• **DATASET RECORDS**

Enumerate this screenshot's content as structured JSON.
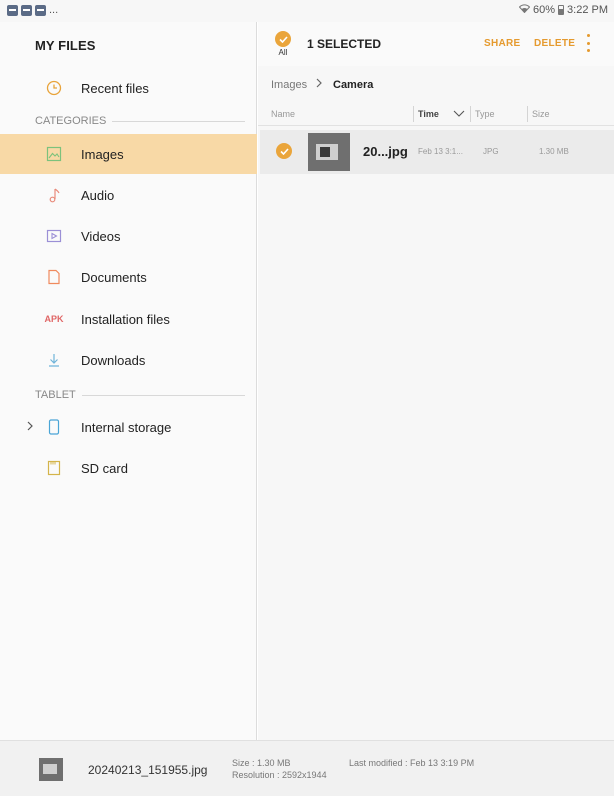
{
  "status": {
    "more": "...",
    "battery": "60%",
    "time": "3:22 PM"
  },
  "sidebar": {
    "title": "MY FILES",
    "recent_label": "Recent files",
    "categories_label": "CATEGORIES",
    "categories": [
      {
        "label": "Images",
        "icon": "image-icon",
        "selected": true
      },
      {
        "label": "Audio",
        "icon": "music-note-icon"
      },
      {
        "label": "Videos",
        "icon": "video-icon"
      },
      {
        "label": "Documents",
        "icon": "document-icon"
      },
      {
        "label": "Installation files",
        "icon": "apk-icon",
        "icon_text": "APK"
      },
      {
        "label": "Downloads",
        "icon": "download-icon"
      }
    ],
    "tablet_label": "TABLET",
    "storage": [
      {
        "label": "Internal storage",
        "icon": "tablet-icon"
      },
      {
        "label": "SD card",
        "icon": "sd-card-icon"
      }
    ]
  },
  "toolbar": {
    "all_label": "All",
    "selected_text": "1 SELECTED",
    "share_label": "SHARE",
    "delete_label": "DELETE"
  },
  "breadcrumb": {
    "root": "Images",
    "current": "Camera"
  },
  "columns": {
    "name": "Name",
    "time": "Time",
    "type": "Type",
    "size": "Size"
  },
  "files": [
    {
      "name": "20...jpg",
      "time": "Feb 13 3:1...",
      "type": "JPG",
      "size": "1.30 MB",
      "selected": true
    }
  ],
  "footer": {
    "file_name": "20240213_151955.jpg",
    "size": "Size : 1.30 MB",
    "resolution": "Resolution : 2592x1944",
    "modified": "Last modified : Feb 13 3:19 PM"
  },
  "colors": {
    "accent": "#eaa53b",
    "action": "#e59a2e",
    "selected_bg": "#f8d9a6"
  }
}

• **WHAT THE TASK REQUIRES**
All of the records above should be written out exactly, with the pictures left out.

• **SOLUTION FOR THIS TASK**
Enumerate this screenshot's content as structured JSON.
{
  "status": {
    "more": "...",
    "battery": "60%",
    "time": "3:22 PM"
  },
  "sidebar": {
    "title": "MY FILES",
    "recent_label": "Recent files",
    "categories_label": "CATEGORIES",
    "categories": [
      {
        "label": "Images",
        "icon": "image-icon",
        "selected": true
      },
      {
        "label": "Audio",
        "icon": "music-note-icon"
      },
      {
        "label": "Videos",
        "icon": "video-icon"
      },
      {
        "label": "Documents",
        "icon": "document-icon"
      },
      {
        "label": "Installation files",
        "icon": "apk-icon",
        "icon_text": "APK"
      },
      {
        "label": "Downloads",
        "icon": "download-icon"
      }
    ],
    "tablet_label": "TABLET",
    "storage": [
      {
        "label": "Internal storage",
        "icon": "tablet-icon"
      },
      {
        "label": "SD card",
        "icon": "sd-card-icon"
      }
    ]
  },
  "toolbar": {
    "all_label": "All",
    "selected_text": "1 SELECTED",
    "share_label": "SHARE",
    "delete_label": "DELETE"
  },
  "breadcrumb": {
    "root": "Images",
    "current": "Camera"
  },
  "columns": {
    "name": "Name",
    "time": "Time",
    "type": "Type",
    "size": "Size"
  },
  "files": [
    {
      "name": "20...jpg",
      "time": "Feb 13 3:1...",
      "type": "JPG",
      "size": "1.30 MB",
      "selected": true
    }
  ],
  "footer": {
    "file_name": "20240213_151955.jpg",
    "size": "Size : 1.30 MB",
    "resolution": "Resolution : 2592x1944",
    "modified": "Last modified : Feb 13 3:19 PM"
  },
  "colors": {
    "accent": "#eaa53b",
    "action": "#e59a2e",
    "selected_bg": "#f8d9a6"
  }
}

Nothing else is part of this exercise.